Published: 22 Apr 2015
A 24-year-old computer sciences student named in the French press as Sid Ahmed Ghlam was arrested on Sunday in the 13th arrondissement of Paris, not far from his student residence.
He was held after apparently having shot himself in the leg by accident, just as he was preparing to carry out the attacks.
He had called an ambulance but police became suspicious after hearing his story and traced the blood back to his car.
According to French prosecutor the man refused to allow police to search the vehicle.
But when they eventually did, they found a loaded Kalashnikov, three spare magazines, a pistol, a GPS, a bullet proof vest and three mobile phones.
Further searches of his student lodgings in the 13th arrondissement unearthed several more automatic weapons, described as a “real arsenal of military weapons” according to French Interior Minister Bernard Cazeneuve.
Cazeneuve said evidence on his Facebook account suggested he was planning to target “one or two churches” in the Villejuif suburb to the south of Paris on that Sunday.
Aurélie Châtelain, who is believed to have been shot by student terror suspect in Paris on Sunday. Photo: Screngrab/Ouest France.

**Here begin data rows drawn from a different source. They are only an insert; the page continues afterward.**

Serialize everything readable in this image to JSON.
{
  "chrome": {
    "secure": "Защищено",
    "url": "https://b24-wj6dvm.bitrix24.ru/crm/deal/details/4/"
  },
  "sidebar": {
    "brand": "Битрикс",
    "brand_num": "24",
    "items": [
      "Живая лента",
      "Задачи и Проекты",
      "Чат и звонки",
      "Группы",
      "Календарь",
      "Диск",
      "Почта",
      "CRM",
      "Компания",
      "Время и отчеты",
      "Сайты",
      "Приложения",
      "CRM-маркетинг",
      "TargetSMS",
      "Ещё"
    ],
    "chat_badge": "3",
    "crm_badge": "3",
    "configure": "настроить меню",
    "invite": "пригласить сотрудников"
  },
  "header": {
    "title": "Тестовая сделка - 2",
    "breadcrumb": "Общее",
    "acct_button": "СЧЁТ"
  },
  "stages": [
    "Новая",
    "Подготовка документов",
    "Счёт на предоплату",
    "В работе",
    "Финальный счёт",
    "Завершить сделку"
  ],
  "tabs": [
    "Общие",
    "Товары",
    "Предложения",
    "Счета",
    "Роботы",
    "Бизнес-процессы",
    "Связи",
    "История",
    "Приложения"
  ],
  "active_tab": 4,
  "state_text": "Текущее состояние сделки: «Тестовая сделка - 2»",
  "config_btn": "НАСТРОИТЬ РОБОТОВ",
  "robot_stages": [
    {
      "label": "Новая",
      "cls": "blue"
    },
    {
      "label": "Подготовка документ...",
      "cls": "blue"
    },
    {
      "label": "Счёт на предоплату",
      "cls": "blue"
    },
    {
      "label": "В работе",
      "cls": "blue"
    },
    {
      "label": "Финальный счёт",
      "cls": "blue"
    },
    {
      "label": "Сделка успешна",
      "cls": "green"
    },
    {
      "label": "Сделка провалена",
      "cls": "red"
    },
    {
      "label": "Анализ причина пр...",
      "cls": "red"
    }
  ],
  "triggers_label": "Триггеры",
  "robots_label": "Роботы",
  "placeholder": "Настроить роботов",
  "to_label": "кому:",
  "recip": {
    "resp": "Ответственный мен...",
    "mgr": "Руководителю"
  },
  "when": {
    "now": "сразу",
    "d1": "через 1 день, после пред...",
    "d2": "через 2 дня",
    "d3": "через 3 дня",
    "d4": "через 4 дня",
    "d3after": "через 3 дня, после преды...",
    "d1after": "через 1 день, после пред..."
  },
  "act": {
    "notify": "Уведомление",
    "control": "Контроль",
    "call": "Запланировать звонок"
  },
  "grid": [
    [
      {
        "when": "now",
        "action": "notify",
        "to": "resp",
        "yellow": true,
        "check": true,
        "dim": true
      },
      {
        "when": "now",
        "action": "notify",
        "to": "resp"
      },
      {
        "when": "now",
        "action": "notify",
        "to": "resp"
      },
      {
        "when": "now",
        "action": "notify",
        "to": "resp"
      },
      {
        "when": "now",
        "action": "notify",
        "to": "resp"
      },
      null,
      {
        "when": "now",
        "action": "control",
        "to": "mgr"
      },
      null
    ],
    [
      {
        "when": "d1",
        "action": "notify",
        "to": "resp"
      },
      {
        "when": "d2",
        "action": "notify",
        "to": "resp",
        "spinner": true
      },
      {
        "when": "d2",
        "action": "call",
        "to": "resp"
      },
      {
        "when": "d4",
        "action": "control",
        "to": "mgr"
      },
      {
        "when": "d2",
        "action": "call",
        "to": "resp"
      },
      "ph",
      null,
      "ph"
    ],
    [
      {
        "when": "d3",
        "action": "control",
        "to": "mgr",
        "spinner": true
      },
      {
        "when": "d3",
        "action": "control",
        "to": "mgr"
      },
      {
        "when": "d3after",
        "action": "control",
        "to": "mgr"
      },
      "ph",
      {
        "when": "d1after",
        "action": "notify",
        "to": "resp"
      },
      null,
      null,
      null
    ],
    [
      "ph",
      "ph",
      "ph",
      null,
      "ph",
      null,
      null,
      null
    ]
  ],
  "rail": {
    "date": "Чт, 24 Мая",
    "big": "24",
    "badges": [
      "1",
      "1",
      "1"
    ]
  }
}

French prosecutor François Mollins said on Wednesday that Al Qaeda and Isis documents were also found in his flat and that he was in contact with an individual in Syria who is believed to have instructed him to attack churches.
The suspect was born in Algeria but came to France in 2009 to join up with other members of his family who were already in the country.
The suspect was a student from 2010 to 2012 at the IT college SUPINFO in Paris where an unnamed source told the French daily Le Figaro that he came across as a normal student.
“He never did anything to draw attention to himself, he was a normal student, with good grades. We were very surprised to see his name in the press today,” the source said.
He was described as a “radical Islamic” by French authorities but it is unclear when and where he became radicalised.
Cazeneuve said that intelligence services were aware of the individual and had placed him under surveillance for several months in 2014 and 2015.
However according to reports the suspect did nothing to raise their suspicions or to prompt counter-terror police to open a case against him.
Whilst he is reported to have spent a week in Turkey, he is not believed to have followed the route of many jihadists by crossing into Syria.
No links were established between him and established networks that help jihadists reach Syria. However the DGSI did create a special file on the subject titled “S” meaning “state security”, so if any authority checked his identity they would know he had been surveyed and the level of danger he was ranked at.
He came to their attention after expressing his desire to fight alongside jihadists in Syria. Some members of his family and his partner have also been taken into custody for questioning, including his sister who was reportedly recently radicalised.
He was also known to the police after being implicated in a violent attack two years ago.
He is currently in police custody being grilled by counter terrorist police.
Prosecutor Mollins said that after initially making Islamist remarks the student has exercised his right to silence and has remained tight lipped.